*** Opening of GIVEN DATA ***

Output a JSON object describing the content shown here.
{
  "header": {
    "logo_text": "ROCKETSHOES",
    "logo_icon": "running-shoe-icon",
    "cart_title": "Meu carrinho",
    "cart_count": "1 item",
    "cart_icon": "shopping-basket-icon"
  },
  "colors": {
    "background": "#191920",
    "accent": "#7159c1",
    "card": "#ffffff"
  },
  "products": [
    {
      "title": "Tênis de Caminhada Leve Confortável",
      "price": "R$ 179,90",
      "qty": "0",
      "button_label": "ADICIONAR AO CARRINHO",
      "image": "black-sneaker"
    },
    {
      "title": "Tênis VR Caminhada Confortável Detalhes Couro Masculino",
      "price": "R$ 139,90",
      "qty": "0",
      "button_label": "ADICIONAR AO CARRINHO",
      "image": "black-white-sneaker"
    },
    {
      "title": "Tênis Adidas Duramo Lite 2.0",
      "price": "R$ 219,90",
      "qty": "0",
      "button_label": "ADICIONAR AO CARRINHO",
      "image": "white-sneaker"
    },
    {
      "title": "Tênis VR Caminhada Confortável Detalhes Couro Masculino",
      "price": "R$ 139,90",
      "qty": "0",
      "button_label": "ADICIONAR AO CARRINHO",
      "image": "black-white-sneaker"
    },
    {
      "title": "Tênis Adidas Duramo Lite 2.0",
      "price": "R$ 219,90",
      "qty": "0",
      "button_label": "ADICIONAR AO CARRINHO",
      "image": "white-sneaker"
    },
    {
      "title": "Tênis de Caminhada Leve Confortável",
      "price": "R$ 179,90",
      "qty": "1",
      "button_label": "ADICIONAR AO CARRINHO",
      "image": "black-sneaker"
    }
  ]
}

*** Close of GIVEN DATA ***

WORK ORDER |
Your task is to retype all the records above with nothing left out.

SOLUTION FOR THIS EXERCISE |
Output a JSON object describing the content shown here.
{
  "header": {
    "logo_text": "ROCKETSHOES",
    "logo_icon": "running-shoe-icon",
    "cart_title": "Meu carrinho",
    "cart_count": "1 item",
    "cart_icon": "shopping-basket-icon"
  },
  "colors": {
    "background": "#191920",
    "accent": "#7159c1",
    "card": "#ffffff"
  },
  "products": [
    {
      "title": "Tênis de Caminhada Leve Confortável",
      "price": "R$ 179,90",
      "qty": "0",
      "button_label": "ADICIONAR AO CARRINHO",
      "image": "black-sneaker"
    },
    {
      "title": "Tênis VR Caminhada Confortável Detalhes Couro Masculino",
      "price": "R$ 139,90",
      "qty": "0",
      "button_label": "ADICIONAR AO CARRINHO",
      "image": "black-white-sneaker"
    },
    {
      "title": "Tênis Adidas Duramo Lite 2.0",
      "price": "R$ 219,90",
      "qty": "0",
      "button_label": "ADICIONAR AO CARRINHO",
      "image": "white-sneaker"
    },
    {
      "title": "Tênis VR Caminhada Confortável Detalhes Couro Masculino",
      "price": "R$ 139,90",
      "qty": "0",
      "button_label": "ADICIONAR AO CARRINHO",
      "image": "black-white-sneaker"
    },
    {
      "title": "Tênis Adidas Duramo Lite 2.0",
      "price": "R$ 219,90",
      "qty": "0",
      "button_label": "ADICIONAR AO CARRINHO",
      "image": "white-sneaker"
    },
    {
      "title": "Tênis de Caminhada Leve Confortável",
      "price": "R$ 179,90",
      "qty": "1",
      "button_label": "ADICIONAR AO CARRINHO",
      "image": "black-sneaker"
    }
  ]
}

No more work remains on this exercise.